  • Rosser, Yvette C. (July 2001). "Pakistani Perspectives of India". MANUSHI: A Journal About Women and Society. New Delhi.<templatestyles src="Module:Citation/CS1/styles.css"></templatestyles>
  • Rosser, Yvette C. (Fall 2001). "Internationalizing Teacher Education: Preparedness to Teach About India". Teaching South Asia. Project South Asia at Missouri Southern State College. ISSN 1529-8558.<templatestyles src="Module:Citation/CS1/styles.css"></templatestyles>
  • Rosser, Yvette C. (2003). "Contesting Historiographies in South Asia: The Islamization of Pakistani Social Studies Textbooks". In Saha, Santosh (ed.). Religious Fundamentalism in the Contemporary World: Critical Social and Political Issues. Lexington Books. ISBN 978-0-7391-0760-7.<templatestyles src="Module:Citation/CS1/styles.css"></templatestyles>
  • Rosser, Yvette C. (June 2005). "Cognitive Dissonance in Pakistan Studies Textbooks: Educational Practices of an Islamic State". Journal of Islamic State Practices in International Law. 1 (2). ISSN 1742-4941.<templatestyles src="Module:Citation/CS1/styles.css"></templatestyles>
  • Rosser, Yvette C. (2006). "Cognitive Dissonance: Confusing Discourse in Pakistani Studies Textbooks". Troubled Times: Sustainable Development and Governance in the Age of Extremes. Islamabad: Sustainable Development Policy Institute (SDPI). ISBN 978-9698784409.<templatestyles src="Module:Citation/CS1/styles.css"></templatestyles>



  1. Rao, Ramesh N. (2003). IDRF, let the facts speak. Friends of India. p. 30.<templatestyles src="Module:Citation/CS1/styles.css"></templatestyles>
  2. Rosser, Yvette Claire (2003). "Curriculum as Destiny: Forging National Identity in India, Pakistan, and Bangladesh". p. iv.<templatestyles src="Module:Citation/CS1/styles.css"></templatestyles>
  3. "Mahatma Gandhi Peace Walk in Texas: "The International Week Without Violence", April 2 - 7, 2001". InfinityFoundation.com. Retrieved October 30, 2012.<templatestyles src="Module:Citation/CS1/styles.css"></templatestyles>
  4. "G M Syed Memorial Committee". Sindhudesh.com. World Sindhi Congress.
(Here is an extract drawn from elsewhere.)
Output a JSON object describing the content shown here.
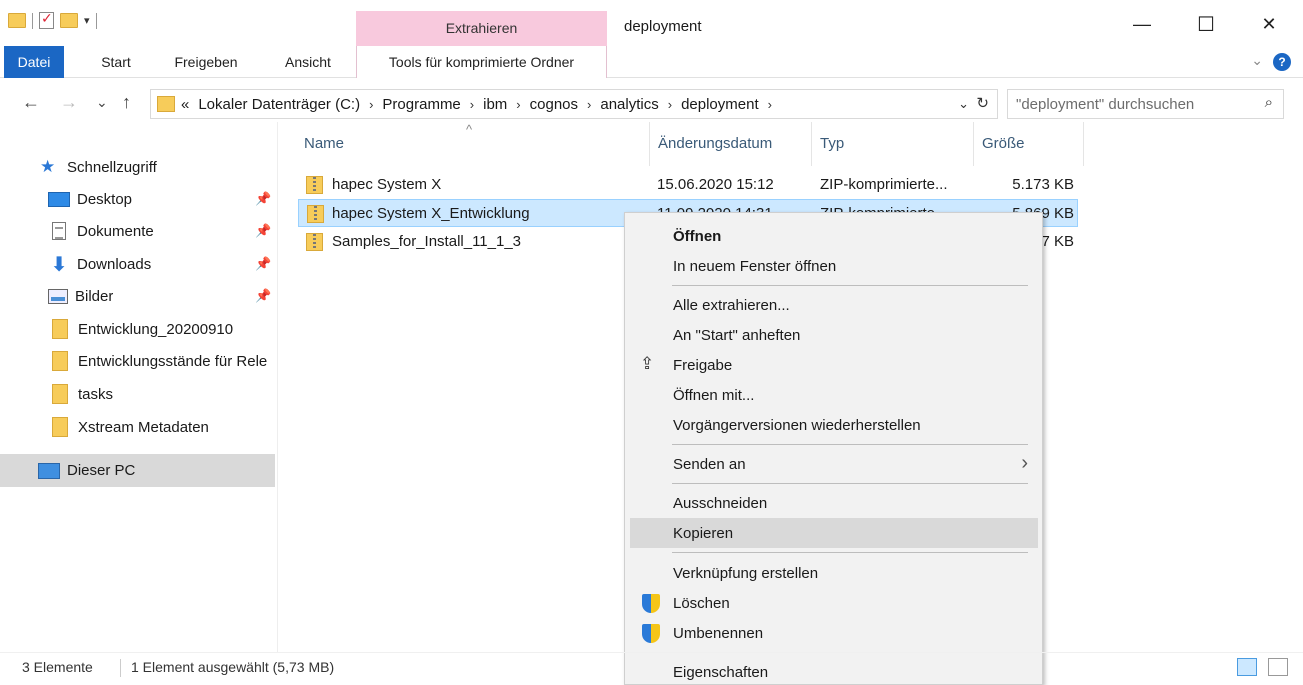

Retrieved October 30, 2012.<templatestyles src="Module:Citation/CS1/styles.css"></templatestyles>
  5. 5.0 5.1 Melwani, Lavina (April–June 2004). "Oh, For a Fair View of Hinduism...". Hinduism Today. pp. 18–20.<templatestyles src="Module:Citation/CS1/styles.css"></templatestyles>

External links[edit]

[6] [7] [8] [9] [10]